Landlords were given a bit of a treat on Wednesday 8th July 2020 as the government unveiled stamp duty changes in a mini-budget to kick-start the economy after 3+ months of lockdown in the UK due to the coronavirus pandemic.
Chancellor Rishi Sunak delivered residential property buyers in England and Northern Ireland a helping hand by increasing the stamp duty threshold to £500,000 until 31st March next year. And while it wasn’t anticipated amongst the media hype, this also applies to buy-to-let property investors.
However, before you start to celebrate, the 3% surcharge on additional properties is still in place – which will obviously still apply to buy-to-let property purchases.
Overnight we were inundated with messages asking for clarity from landlords, so here goes…
With stamp duty we have residential rates, and additional property rates (which is the 3% surcharge). We’ve covered stamp duty in-depth right here.
The residential stamp duty rates now look like this until 31st March 2021:
Up to £500,000 – 0%
£500,001 – £925,000 – 5%
£926,001 to £1.5 million – 10%
£1.5 million+ – 12%
In short, if you were a first time buyer, the above rates would be applicable.
When you buy an additional property, which is applicable to most buy-to-let landlords, you have the normal residential rates to consider, but also a 3% surcharge for all additional properties.
So while the residential stamp duty rates have temporarily changed to the above, the below will still be applicable:
Up to £500,000 – 3%
£500,001 – £925,000 – 8%
£925,001 – £1.5 million – 13%

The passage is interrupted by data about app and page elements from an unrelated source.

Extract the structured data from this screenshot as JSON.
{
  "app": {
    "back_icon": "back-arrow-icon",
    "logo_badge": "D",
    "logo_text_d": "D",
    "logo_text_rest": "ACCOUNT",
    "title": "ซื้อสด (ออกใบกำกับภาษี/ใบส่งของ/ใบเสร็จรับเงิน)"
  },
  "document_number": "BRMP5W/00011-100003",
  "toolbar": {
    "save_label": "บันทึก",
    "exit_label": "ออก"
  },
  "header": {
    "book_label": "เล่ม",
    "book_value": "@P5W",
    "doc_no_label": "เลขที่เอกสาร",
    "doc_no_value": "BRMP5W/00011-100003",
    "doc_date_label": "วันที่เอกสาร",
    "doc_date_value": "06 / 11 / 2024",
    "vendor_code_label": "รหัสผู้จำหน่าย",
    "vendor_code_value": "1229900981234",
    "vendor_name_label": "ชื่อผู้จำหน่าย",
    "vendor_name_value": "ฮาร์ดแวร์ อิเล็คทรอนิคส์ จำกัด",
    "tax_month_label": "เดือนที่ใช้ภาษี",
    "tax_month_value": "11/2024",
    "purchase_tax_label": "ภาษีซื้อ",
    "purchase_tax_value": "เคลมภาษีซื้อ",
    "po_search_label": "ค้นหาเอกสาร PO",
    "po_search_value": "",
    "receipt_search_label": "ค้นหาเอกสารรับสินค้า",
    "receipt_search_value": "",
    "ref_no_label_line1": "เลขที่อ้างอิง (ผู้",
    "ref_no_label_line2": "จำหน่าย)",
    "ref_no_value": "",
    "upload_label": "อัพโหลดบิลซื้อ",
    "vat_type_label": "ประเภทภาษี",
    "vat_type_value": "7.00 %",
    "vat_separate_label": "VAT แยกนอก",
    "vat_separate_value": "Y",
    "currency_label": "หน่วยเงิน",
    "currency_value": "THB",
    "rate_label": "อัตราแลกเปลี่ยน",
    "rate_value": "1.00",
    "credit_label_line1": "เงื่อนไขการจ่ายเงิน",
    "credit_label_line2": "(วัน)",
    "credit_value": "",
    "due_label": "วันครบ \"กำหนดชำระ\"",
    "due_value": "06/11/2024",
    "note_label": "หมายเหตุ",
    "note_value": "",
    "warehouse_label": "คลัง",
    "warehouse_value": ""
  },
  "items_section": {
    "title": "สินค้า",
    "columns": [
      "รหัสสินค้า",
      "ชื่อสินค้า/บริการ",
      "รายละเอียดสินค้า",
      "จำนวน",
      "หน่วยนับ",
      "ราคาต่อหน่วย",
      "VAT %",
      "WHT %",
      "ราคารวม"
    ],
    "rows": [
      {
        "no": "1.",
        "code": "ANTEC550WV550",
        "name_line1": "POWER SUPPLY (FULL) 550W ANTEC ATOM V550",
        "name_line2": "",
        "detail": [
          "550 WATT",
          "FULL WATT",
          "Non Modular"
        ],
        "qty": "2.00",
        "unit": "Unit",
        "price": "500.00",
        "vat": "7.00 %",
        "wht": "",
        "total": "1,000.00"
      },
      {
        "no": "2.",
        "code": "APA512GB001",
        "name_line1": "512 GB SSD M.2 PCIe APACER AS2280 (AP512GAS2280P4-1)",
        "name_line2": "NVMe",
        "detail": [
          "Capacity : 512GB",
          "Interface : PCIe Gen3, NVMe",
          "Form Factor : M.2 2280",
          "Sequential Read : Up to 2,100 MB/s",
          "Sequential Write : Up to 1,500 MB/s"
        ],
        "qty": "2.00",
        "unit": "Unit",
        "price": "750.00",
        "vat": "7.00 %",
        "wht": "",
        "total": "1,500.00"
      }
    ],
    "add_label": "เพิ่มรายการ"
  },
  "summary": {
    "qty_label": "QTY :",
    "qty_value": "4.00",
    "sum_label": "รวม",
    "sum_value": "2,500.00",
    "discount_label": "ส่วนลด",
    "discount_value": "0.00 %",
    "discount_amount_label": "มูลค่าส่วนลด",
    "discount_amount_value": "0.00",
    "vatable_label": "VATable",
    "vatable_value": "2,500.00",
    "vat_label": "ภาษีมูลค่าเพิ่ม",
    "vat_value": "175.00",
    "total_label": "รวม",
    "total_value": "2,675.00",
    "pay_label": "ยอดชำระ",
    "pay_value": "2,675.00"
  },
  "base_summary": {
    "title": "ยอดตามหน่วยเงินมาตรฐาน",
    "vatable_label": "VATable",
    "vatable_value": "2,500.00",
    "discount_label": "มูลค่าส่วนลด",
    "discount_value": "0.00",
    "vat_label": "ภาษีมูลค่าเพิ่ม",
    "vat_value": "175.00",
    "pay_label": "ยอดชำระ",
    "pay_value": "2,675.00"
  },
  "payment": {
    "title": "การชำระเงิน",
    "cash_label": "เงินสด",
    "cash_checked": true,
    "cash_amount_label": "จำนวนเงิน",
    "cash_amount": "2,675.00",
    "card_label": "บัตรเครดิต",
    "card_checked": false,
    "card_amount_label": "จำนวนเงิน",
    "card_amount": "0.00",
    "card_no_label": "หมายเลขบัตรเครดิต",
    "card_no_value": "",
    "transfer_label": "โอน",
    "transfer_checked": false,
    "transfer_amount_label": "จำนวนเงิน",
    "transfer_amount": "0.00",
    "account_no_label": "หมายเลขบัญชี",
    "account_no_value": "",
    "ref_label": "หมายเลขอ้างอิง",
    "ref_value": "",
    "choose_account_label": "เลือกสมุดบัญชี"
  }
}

Above £1.5 million – 15%
So for example if you purchase a buy-to-let property for £250,000 you’ll have to pay £7,500 in fees. If you buy a buy-to-let property for £100,000, you’ll pay £3,000 in fees.
Let’s put this in context:
If you’d have completed on a £250,000 property last week, you would have paid:
Residential stamp duty rate up to £125,000 @ 3% = £3,750
Residential stamp duty rate up to £250,000 @ 5% = £6,250
Total = £10,000
Today and until 31st March 2021, your calculations would look like this:
Residential stamp duty rate @ 0% = £0
Additional surcharge @ 3% = £7,500
Total = £7,500
Saving = £2,500
So, for those looking to add to their property portfolio between now and March 2021, the Chancellor has handed you some fairly decent savings.
There’s a handy stamp duty calculator here – use this to work out how much you’ll save as a result of these temporary changes.
And if you feel now is the right time to chat to someone about making that buy-to-let purchase, you can book a free strategy meeting with our Property Hub Invest team right here.